Long-term report: Bidding the Mazda3 a fond farewell

Jon Reay
·5-min read

I’m a bit sad to be writing this particular report, as the time has come to send our plucky 3 back to Mazda head office. Our Techno Grey example has had quite a time with us over the last 12(ish) months, and despite lockdown after lockdown we’ve managed to put a respectable 14,000 miles on the clock.

The last year has been hard on everyone – and actually, hard on the poor Mazda too, but for slightly different reasons. It’s had not one, but two windscreen replacements in the last year – one caused by a hefty stone chip, and the other (we think) from a bit of falling rubble from a building site.

Mazda3 Farewell
The 3 was one of the latest cars to receive Mazda’s new design langugage

Then a few weeks ago, the dreaded tyre pressure warning light illuminated. Thankfully Mazda’s system is clever enough to show exactly which tyre is at fault, and provides a live reading of the pressure – so at least you get an idea of whether you’ll be able to limp home or not.

The culprit was pretty obvious: a nail in the tread, causing – luckily – what must be the world’s slowest tyre deflation. Even better, a trip to Kwik Fit revealed it was repairable for the measly price of £25 – job done.

Mazda3 Farewell
The dreaded tyre pressure warning light illuminated recently

Neither of these things were the Mazda’s fault, of course, though the 3 hasn’t been completely without niggles.

Firstly, the keyless entry isn’t always very… responsive. Most of the time it’s fine – key in back pocket, touch door handle, car unlocks, all is well. But every now and again, inevitably when you’re standing in a monsoon or carrying half a ton of shopping, the 3 would decide that only a button press on the remote was going to cut it.

Mazda3 farewell
A quick stop at the garage solved the Mazda’s tyre issue

Secondly, our car’s driver information screen (the bit with the speedometer, in English) had an intermittent fault where a whole line of pixels wasn’t so much dead, but a bit slow to warm up. Not a biggie, and a quick Google reveals that it’s a known fault with an easy fix under warranty.

Beyond that though, it’s been faultless – which I suppose is exactly what you’d expect from a Mazda.

It is still, however, not the spec I would’ve chosen. Grey has been very much in vogue for car colours over the last few years, but I don’t think it shows off the curvy 3 as well as it could – particularly combined with the black alloys of our car. No, I’m afraid the only answer for what colour to paint your 3 – or indeed any Mazda – is still Soul Red.

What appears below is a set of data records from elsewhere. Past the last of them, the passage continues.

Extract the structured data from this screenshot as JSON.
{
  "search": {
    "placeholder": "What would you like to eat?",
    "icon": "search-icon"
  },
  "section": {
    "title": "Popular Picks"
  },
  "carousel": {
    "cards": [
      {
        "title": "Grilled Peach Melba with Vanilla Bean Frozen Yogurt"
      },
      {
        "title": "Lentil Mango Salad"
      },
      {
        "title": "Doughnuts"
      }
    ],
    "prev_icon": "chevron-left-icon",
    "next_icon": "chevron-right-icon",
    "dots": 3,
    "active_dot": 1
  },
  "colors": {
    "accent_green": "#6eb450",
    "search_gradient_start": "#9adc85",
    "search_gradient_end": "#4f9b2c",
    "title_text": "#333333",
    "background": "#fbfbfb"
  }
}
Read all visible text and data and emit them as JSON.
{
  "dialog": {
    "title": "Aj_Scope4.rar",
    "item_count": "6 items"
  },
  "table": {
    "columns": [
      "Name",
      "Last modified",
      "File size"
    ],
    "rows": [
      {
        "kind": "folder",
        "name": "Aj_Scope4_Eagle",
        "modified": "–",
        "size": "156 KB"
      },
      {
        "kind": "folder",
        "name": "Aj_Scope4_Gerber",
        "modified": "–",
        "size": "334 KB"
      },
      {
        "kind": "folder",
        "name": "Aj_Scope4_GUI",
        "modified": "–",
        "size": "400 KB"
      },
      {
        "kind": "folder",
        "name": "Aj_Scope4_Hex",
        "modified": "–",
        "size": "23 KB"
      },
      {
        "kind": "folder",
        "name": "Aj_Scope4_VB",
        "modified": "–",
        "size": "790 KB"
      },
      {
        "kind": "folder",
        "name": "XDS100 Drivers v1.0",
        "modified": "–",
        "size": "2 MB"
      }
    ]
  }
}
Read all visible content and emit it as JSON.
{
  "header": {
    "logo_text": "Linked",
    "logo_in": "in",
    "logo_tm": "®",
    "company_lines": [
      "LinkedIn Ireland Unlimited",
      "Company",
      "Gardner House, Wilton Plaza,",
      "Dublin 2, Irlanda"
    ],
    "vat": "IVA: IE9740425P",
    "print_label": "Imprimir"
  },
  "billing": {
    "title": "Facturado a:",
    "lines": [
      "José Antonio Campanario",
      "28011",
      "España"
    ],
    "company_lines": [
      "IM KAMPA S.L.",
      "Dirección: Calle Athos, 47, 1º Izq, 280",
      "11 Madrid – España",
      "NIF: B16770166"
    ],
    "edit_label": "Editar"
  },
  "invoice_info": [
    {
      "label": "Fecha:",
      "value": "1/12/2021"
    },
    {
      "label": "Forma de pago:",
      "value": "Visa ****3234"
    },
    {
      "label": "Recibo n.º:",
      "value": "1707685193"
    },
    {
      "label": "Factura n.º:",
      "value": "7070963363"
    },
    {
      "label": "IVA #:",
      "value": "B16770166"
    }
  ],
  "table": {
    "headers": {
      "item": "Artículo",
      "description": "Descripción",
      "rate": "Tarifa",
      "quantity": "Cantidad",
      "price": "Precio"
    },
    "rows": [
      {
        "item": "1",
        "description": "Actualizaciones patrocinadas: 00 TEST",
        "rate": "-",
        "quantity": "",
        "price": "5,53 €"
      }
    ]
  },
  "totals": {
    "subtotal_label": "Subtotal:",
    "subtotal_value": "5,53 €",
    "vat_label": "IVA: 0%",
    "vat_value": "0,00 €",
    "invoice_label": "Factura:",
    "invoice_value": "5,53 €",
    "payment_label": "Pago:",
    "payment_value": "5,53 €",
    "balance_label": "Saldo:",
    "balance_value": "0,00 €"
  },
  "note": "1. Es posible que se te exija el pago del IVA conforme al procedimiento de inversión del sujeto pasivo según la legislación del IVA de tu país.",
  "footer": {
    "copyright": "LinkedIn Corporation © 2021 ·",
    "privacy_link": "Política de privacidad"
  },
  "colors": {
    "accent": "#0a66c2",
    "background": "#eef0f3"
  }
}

Mazda3 Farewell
The Skyactiv-X engine proved to be a revelation

As for the trim level, ours is a sensible-ish mid-range Sport Lux, and despite my usual aspirations for as many toys as possible, I actually think this one is bang on the money. Last month I had the chance to see if the grass is greener in a posher spec car – in this case the £1,800 more expensive GT Sport – and to be honest, Bose stereo aside there’s not much in it.

In fact, Mazda has been so generous with the specs of the 3 that even the base SE-L has some surprising standard features. I can’t think of another manufacturer that gives away radar cruise control and a head-up display on the entry-level car, for example.

Mazda3 Farewell
The 3’s compact size means it’s easy to park

As for the Skyactiv-X engine, I’m now officially a convert. Compared to its rivals’ downsized engines it has its quirks – including a slight lack of low-end grunt, as a trip to hilly Edinburgh last year proved – but you soon adapt, and it consistently rewards you with some pretty impressive economy figures. I managed 48mpg pretty much all the time – which for a 178bhp 2.0-litre petrol isn’t to be sniffed at.

I also find myself preaching to everyone – whether they’re listening or not – that the 3 has the best interior of its class, and perhaps even better than some in the class above. A recent drive in a new Audi A3 confirmed my suspicions – the 3’s cabin is a much more pleasant place to sit than even this more expensive rival.

Mazda3 Farewell
Over the last year, the 3 has really won us over

To be honest, I wasn’t expecting brilliance from the 3 when it was first thrust upon me – it’s yet another mid-sized hatchback in a sea of Golfs, Focuses, Astras and so on.

But over the last year, the 3 has really won me over – not just for its looks or the way it drives, but for how easy it is to live with – including a really well-thought-out cabin.

Still, all good things must come to an end, and we’ll be welcoming Mazda’s first electric car – the MX-30 – in place of the 3 very soon. Watch this space…

  • Model: Mazda3 Skyactiv-X Sport Lux

  • Price: £25,425

  • Engine: 2.0-litre petrol engine

  • Power: 178bhp

  • Torque: 224Nm

  • 0-60mph: 8.0 seconds

  • Top speed: 134mph

  • Fuel economy: 48.7

  • Emissions: 103g/km CO2

  • Mileage: 14,000